New Zealand’s health care system can feel like a maze for people with a long term condition but with a bit of guidance we’re helping connect patients with the right care and resources, and get answers to all their questions.

Dr Tom James

“For that person there are appointments at the general practice and hospital, often a long list of medications, and treatment can be at multiple locations, sometimes out of town.”

Rachel and Three Rivers Medical doctor Tom James are part of a two-year project to help people with long term conditions grapple with the health care system.

“We know the challenges and complexities of staying well and negotiating all the care can be overwhelming,” says Dr James. “Now we can offer patients a primary point of contact in the form of Rachel, to help coordinate where people need to be and what else they need to be doing to stay well. “

 Dr James says a long-term condition is an illness that cannot be cured but can usually be controlled with medicines or other treatments. Examples of long-term conditionsinclude arthritis, asthma, diabetes, epilepsy, angina, heart failure, and high blood pressure (hypertension). Chronic respiratory and pulmonary disease also fall into the list.

“New Zealand’s health care system can feel like a maze for people with a long term condition but with a bit of guidance we’re helping connect patients with the right care and resources, and get answers to all their questions.”

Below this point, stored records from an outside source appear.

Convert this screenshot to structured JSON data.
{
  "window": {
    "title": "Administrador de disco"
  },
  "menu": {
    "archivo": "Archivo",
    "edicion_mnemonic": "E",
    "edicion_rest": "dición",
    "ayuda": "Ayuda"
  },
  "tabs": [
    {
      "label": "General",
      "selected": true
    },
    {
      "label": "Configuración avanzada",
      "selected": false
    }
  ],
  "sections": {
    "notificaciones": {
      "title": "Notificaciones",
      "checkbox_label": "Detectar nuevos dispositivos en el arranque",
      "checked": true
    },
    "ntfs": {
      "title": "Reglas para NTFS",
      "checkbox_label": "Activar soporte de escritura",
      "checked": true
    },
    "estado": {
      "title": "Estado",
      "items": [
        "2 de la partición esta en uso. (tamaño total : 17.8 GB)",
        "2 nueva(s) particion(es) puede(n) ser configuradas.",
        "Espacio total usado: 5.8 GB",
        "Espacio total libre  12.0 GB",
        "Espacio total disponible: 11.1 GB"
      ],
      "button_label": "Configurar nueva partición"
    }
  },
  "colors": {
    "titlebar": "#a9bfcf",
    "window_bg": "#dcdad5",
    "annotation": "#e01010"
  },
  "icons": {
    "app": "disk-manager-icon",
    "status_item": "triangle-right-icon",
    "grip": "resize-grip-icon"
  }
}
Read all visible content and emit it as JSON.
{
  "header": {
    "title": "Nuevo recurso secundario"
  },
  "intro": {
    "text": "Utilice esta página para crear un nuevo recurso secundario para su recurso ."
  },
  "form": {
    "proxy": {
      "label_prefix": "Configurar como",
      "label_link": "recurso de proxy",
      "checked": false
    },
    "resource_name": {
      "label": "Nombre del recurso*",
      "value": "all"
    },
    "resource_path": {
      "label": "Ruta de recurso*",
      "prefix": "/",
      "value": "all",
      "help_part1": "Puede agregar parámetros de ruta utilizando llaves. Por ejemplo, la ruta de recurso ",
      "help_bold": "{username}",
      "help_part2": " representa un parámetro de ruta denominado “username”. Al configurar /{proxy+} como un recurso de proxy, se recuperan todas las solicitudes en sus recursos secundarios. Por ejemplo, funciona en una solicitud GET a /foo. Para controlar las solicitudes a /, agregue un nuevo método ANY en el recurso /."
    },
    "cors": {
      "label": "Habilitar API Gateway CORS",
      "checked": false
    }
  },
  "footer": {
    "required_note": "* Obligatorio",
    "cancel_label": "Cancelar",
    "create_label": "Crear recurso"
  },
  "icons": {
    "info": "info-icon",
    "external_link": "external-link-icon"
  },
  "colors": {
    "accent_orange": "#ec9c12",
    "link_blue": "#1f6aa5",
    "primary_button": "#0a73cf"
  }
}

Three Rivers Medical has about 300 patients on their books living with a long term condition that could benefit from the new service. Dr James says the patients they want to help fall into the top five percent of unwell people.

The new Three Rivers Medical service also includes pharmaceutical support so patients managing multiple medications can be helped to keep an accurate list of all their pills and dosages.

“Our aim is to help those patients coordinate their care, and ultimately prevent them from needing to go to hospital,” says Tom.

Patients invited to be part of the programme will receive an invitation letter asking them to get in touch. Rachel encourages people to ring, or talk about it with their nurse or doctor next time they visit. “We’re here to help ease the journey through the healthcare system.”